Paul Joanovitch was born in Versecz, near the Romainian border to
Serbia, to a father who was a well established photographer in the
town. The young man followed in the footsteps of his father and in
April of 1877, Joanovitch was admitted to a painting class at the
Academy of Vienna. Two years later, he found himself in a class with
Christian Griepenkerl and then in a special school for painting with
Leopold Carl Muller, another Orientalist. Although Vienna remained his home, he made several trips to Paris where he met his Hungarian friend Mihaly Munkacsy and won a gold medal at the Exposition universelle in 1900. Unlike other Orientalists, Joanovics derived his inspirations not from the Middle East, but from the European territories such as
Albania, Romania, and Montenegro that had fallen to the hands of the

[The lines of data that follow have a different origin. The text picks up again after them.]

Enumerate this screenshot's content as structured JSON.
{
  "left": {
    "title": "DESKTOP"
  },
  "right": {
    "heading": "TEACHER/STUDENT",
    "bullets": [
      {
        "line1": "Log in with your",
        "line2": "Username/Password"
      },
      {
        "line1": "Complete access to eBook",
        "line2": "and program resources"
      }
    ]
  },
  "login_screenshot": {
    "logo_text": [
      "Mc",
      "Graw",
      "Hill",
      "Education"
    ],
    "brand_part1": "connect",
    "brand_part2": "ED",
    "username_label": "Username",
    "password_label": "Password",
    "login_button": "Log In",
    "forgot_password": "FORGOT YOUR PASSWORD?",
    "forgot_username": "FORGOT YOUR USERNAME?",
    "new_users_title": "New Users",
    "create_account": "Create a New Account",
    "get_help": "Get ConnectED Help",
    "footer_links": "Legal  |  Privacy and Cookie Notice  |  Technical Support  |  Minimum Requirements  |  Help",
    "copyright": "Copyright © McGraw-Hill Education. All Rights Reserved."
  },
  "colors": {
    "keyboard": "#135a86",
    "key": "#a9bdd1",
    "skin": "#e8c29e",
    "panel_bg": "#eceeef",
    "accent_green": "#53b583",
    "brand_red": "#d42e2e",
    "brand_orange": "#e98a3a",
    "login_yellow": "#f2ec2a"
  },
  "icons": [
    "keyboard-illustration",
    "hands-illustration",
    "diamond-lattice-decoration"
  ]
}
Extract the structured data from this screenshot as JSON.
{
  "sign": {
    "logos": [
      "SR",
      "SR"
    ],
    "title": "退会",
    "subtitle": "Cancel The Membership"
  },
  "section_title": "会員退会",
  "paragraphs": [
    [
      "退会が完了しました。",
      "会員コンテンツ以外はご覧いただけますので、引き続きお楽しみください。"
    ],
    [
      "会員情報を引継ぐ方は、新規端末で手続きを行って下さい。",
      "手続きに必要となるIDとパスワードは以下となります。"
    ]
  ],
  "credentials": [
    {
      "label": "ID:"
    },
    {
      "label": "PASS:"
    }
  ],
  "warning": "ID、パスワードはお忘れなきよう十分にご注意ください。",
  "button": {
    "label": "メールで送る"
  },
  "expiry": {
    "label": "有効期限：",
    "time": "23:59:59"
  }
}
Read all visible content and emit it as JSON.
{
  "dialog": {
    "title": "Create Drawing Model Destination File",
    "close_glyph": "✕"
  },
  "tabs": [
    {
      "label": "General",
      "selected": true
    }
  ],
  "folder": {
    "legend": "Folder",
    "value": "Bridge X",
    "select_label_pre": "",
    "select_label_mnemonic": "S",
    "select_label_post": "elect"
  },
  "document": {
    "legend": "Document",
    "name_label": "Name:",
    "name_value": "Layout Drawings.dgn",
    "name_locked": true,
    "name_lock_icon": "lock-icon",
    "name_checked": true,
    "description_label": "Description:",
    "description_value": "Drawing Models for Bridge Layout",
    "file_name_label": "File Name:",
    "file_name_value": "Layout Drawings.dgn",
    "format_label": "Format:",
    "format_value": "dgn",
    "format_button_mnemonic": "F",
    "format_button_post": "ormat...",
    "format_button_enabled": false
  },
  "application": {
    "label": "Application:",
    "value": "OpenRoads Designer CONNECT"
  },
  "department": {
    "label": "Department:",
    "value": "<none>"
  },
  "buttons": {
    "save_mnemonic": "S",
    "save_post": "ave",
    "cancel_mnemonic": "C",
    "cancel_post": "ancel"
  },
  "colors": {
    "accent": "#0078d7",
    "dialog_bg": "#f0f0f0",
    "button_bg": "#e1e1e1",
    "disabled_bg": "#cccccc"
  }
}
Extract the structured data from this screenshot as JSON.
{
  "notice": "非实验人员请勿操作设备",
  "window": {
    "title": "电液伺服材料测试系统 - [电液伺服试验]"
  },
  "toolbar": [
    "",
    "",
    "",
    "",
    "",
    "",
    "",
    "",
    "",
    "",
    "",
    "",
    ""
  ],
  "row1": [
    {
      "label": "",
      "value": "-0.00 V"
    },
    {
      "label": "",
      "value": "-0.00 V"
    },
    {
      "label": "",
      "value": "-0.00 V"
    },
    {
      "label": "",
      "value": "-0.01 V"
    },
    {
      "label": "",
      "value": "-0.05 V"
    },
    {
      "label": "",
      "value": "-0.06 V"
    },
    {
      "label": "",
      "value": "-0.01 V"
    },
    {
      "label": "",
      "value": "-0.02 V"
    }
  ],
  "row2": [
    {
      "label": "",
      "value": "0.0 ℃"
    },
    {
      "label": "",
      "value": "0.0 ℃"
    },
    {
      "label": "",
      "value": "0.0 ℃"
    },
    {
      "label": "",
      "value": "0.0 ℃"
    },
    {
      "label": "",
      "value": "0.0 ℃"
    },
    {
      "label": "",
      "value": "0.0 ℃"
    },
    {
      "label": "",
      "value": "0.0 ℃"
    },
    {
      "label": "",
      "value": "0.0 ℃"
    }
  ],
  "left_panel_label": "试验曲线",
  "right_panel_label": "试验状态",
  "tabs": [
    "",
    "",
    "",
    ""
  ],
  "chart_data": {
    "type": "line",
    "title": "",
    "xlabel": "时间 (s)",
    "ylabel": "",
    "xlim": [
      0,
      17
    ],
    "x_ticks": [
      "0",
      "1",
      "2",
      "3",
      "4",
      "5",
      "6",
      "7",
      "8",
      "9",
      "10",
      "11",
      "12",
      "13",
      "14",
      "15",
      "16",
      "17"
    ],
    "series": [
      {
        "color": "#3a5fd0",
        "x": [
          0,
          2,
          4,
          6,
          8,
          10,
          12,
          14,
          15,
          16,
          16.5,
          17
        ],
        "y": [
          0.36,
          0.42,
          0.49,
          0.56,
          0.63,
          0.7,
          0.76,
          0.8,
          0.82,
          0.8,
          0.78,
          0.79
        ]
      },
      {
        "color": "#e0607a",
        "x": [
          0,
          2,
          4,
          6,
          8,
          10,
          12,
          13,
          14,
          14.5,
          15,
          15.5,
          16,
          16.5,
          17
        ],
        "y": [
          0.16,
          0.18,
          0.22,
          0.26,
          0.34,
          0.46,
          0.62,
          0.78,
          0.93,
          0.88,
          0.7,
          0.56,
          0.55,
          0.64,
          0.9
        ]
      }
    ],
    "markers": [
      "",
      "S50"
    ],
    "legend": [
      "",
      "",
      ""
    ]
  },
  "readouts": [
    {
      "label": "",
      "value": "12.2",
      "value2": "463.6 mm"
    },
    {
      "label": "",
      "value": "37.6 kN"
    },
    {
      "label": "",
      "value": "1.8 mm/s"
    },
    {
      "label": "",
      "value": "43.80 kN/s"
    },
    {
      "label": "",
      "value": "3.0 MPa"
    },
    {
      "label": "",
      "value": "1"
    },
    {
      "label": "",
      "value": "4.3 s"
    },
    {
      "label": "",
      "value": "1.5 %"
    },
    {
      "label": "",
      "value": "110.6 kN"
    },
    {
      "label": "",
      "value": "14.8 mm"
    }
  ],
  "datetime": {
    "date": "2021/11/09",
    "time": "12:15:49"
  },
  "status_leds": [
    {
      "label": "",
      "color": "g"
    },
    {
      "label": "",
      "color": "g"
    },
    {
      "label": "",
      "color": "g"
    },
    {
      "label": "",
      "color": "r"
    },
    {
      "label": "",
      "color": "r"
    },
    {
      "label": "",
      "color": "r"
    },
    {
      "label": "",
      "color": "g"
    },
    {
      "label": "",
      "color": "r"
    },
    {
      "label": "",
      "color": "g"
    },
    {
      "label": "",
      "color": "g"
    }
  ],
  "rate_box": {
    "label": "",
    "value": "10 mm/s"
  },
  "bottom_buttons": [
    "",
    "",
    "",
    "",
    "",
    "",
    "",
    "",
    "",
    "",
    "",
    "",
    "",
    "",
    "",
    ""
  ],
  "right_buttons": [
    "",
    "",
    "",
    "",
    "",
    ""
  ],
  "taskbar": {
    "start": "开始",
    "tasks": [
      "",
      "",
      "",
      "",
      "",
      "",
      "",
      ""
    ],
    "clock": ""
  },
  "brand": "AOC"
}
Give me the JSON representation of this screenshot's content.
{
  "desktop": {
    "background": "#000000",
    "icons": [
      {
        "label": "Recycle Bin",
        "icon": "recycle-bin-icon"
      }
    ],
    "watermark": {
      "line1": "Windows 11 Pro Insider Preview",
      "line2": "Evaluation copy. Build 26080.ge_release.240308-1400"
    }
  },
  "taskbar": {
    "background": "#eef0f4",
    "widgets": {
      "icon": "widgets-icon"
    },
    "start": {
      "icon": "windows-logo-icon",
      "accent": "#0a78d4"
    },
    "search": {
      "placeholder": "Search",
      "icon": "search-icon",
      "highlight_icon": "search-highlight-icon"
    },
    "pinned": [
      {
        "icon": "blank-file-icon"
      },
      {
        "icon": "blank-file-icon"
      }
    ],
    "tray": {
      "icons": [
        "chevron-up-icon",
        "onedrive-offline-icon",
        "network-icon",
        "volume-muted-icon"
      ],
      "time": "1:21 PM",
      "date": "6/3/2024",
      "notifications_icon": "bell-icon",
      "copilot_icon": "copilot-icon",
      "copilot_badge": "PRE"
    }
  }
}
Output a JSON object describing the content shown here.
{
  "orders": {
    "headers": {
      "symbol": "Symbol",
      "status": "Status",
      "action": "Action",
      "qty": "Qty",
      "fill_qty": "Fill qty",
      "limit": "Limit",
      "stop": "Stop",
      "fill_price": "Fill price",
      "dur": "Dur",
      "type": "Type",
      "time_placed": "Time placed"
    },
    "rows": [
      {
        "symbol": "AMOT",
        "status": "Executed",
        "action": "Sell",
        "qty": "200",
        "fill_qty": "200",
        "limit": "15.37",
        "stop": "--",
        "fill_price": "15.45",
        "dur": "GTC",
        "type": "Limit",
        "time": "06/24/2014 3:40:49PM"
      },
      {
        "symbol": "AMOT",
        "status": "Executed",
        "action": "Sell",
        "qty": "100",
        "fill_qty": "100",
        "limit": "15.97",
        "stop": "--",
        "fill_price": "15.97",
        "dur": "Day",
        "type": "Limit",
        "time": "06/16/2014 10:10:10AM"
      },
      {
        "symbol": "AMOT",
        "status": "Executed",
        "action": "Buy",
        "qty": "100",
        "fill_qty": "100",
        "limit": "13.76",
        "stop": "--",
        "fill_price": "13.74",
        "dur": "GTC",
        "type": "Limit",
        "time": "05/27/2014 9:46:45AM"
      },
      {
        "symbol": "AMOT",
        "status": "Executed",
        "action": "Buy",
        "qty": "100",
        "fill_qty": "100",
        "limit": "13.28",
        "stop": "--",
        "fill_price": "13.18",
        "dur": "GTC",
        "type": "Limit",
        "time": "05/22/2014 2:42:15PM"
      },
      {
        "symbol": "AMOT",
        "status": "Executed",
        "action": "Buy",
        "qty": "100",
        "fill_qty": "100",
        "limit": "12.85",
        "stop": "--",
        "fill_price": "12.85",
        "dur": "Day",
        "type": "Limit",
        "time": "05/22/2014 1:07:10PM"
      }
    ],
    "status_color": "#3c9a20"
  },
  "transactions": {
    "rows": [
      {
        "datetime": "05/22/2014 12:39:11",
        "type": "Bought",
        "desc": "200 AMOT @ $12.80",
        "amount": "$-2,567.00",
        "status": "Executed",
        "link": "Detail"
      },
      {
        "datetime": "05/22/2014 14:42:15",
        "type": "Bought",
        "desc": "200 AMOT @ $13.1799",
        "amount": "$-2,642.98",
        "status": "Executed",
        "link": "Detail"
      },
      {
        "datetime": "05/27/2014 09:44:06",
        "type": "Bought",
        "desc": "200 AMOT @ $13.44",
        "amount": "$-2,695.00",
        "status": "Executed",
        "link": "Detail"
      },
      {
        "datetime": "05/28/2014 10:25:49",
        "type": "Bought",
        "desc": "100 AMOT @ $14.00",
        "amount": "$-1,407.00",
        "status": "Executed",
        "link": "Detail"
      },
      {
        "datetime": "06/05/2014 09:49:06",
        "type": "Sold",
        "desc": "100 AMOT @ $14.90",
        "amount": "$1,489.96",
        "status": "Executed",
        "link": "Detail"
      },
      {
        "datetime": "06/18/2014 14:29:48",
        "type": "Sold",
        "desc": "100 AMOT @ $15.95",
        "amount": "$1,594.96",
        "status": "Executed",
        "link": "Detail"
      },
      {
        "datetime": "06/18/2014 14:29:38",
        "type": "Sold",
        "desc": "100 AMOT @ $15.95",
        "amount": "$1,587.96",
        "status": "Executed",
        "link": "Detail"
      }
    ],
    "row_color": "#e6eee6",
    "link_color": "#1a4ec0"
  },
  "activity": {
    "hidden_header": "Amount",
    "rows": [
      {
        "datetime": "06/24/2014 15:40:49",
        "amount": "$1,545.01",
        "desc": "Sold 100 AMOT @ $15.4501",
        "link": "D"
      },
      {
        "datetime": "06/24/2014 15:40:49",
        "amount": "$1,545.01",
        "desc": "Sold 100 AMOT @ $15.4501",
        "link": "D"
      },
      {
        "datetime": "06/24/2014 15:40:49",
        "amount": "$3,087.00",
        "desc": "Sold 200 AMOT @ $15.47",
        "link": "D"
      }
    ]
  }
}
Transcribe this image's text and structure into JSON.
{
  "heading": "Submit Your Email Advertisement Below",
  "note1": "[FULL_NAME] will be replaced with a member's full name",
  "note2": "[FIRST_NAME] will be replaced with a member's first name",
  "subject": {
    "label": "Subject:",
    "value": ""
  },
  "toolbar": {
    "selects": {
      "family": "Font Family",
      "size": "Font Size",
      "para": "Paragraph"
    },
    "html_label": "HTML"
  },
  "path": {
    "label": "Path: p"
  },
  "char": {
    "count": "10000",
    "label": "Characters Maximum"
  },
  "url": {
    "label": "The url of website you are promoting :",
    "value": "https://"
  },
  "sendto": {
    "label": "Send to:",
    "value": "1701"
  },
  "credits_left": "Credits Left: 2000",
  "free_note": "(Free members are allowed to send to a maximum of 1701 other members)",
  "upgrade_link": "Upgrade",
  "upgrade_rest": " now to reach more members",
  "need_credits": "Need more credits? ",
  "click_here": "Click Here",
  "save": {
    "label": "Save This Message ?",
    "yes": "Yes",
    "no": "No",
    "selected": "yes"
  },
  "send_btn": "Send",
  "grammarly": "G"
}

Turks (M. Haja and G. Wimmer, Les Orientalistes des Ecoles allemande et autrichienne, Paris, 2000, p. 274).
In the present lot, most likely illustrating the dance of the
Gözde, which is Turkish for the Favorite, Joanovitch presents the women in a Turkish hamam or harem, dancing for each other. The term 'belly dance,' which is said to come from the French 'danse du
ventre' was coined at the turn of the century for the intricate hip
movements which incorporated the techniques of the Raks Baladi (see lot 18). Believed to have emerged as an art form in the courts of the
Ottoman Empire, it was first performed as sort of a birthing aid in
front of other woman.
The Gözde was one of four women the Sultan would select from the odalisques in his chambers. 'If one of the Gözdes became
pregnant, she would be promoted to the rank of Ikbal (Felicity) and become Kadin Efendi (Wife)' (I. Aksit, The Mystery of the Ottoman Harem, Istanbul, 2000, p. 41). The other women would aid the new
mother by teaching her to undulate and roll her body in natural, curvy snake-like movement to help with the delivery of the baby.
In the present lot, Joanovitch carefully recreates a detailed scene
inside the hamam, where the Ikbal belly dances to the rhythm of her fellow Gözdes who are clapping, rattling the tambourine and
playing the drum. The dance is for themselves and done with many
layers of colorful clothing, belted at the waist with no skin showing. The movements are refined and characterized by soft, flowing actions of the arms and isolated hip gyrations. As the women listen to the music
and watch the performance of their peer, they are being offered tea by the servants to increase their enjoyment of the activity.